Monday, July 05, 2010

Up Dates

I got a nice note from Linda Garmon Huggins:

".....I'm halfway through the first cycle of chemo.  Will have a full body scan tomorrow to see where we go from here.  With Shirley McClanahan Maynor's courage, how can I complain?  That girl is an inspiration! 

Blessings to you all.

Linda (Garmon) Huggins :)"

and......Bob Ellis pointed me to a story in today's Charlotte Observer about Ed Sanders:

Rocky River High School media center is named after Ed Sanders, who orchestrated peaceful school integration in the 1950s.
By Celeste Smith

Ed Sanders, retired principal of Central High School, and his son Doug Sanders look through the school's annual for 1957-58, the year Gus Roberts became the first black student at the school. Sanders organized a team of students and staff to ensure that Roberts' entry into the school went without incident. "He's a very modest man," Doug Sanders said.

Ed Sanders has always been a humble man, according to his son, Doug.
The elder Sanders would likely say something like, "'I was just doing my job,'" if he had to weigh in on the fact that the media center at the new Rocky River High School in Mint Hill is being named in his honor.

Ed Sanders, 87, is being recognized for his role of ensuring peaceful integration at Central High School in 1957.
"He's a very modest man," Doug Sanders said. "It makes us extremely proud of what he accomplished, without ever looking for the recognition."
Sanders' advocates spent nearly three years seeking out this recognition for the veteran principal and educator. Supporters had wanted a school named after Ed Sanders, but Charlotte-Mecklenburg school district policy prohibits that distinction from going to living people. Sanders resides at Southminster Retirement Community in south Charlotte, where he receives specialized care for dementia and Alzheimer's, according to his son.

Sanders' career includes serving as principal at Garinger High; as an associate superintendent in Charlotte; and as superintendent in Darlington County, S.C.
He retired to Charlotte in the late 1980s.

He was principal of the all-white Central High when Gus Roberts enrolled as the first black student.

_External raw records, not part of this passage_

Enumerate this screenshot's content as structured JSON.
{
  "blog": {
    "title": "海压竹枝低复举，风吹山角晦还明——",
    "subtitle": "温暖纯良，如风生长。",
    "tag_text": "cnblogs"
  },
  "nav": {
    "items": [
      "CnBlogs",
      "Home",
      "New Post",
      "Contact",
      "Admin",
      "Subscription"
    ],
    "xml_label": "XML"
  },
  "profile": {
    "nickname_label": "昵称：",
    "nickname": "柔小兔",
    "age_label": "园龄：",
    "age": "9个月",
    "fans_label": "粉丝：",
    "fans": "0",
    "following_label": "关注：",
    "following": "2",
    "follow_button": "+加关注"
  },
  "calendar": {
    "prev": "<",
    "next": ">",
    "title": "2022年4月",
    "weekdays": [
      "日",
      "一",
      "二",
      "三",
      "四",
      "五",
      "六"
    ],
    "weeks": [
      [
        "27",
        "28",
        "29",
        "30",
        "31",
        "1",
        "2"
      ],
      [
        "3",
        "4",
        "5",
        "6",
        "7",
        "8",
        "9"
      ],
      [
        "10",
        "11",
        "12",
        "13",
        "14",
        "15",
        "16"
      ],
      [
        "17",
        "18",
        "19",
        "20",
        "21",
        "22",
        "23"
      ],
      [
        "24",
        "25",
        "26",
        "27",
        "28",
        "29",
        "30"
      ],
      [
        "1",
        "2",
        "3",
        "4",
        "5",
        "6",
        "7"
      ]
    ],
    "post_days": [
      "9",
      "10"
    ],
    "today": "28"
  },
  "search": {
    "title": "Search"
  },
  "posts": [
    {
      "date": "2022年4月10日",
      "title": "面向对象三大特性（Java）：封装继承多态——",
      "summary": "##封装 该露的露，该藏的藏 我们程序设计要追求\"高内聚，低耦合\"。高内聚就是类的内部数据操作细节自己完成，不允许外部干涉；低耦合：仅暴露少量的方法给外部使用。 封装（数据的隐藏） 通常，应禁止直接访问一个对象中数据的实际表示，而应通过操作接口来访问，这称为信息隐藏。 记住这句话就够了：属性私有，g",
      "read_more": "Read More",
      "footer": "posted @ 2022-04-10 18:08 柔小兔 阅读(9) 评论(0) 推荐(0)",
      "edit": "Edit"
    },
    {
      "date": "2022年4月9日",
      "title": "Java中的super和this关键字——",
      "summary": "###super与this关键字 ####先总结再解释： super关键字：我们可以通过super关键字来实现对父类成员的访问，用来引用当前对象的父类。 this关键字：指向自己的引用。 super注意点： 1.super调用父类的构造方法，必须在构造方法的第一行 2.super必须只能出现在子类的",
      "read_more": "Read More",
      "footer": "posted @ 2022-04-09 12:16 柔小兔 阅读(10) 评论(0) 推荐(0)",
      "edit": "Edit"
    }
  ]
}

Through planning and attention, Sanders was able to avoid the clashes that Dorothy Counts faced while integrating Harding High that same school year.
Sanders even took Roberts by the arm and walked him into Central on a day when white students gathered to block the entrance.

In a Charlotte Observer interview in 2007, Sanders said Gus Roberts, who died in 1992 at 51, "deserves all the credit." Roberts became the first black student to graduate from a previously all-white Charlotte school.
Naming the media center is a perfect way of "recognizing those folks that stood with him that day," Doug Sanders said of his dad.

The center has a prominent place on campus, and the view from the inside looks out toward the front of the school and the Rocky River High School sign. Ed Sanders' portrait will in the media center, as will news articles and yearbooks chronicling his work, according to Mark Nixon, principal of Rocky River High School.
Principal Sanders had the chance to see the space in April. Escorted by his son, they met Nixon for a tour of the 265,000-square-foot building.

Dave McKinnon, Central alum class of 1955, arranged the trip. McKinnon started pursuing the naming honor for Sanders in 2007 after learning more about the principal's leadership at Central.
McKinnon enjoyed watching the elder Sanders light up seeing the state-of-the-art amenities at the brand-new school, which opens to students in August.

"This so-deserving individual is remembered in perpetuity for what he did," McKinnon said.

- The Charlotte Observer.  7/4/10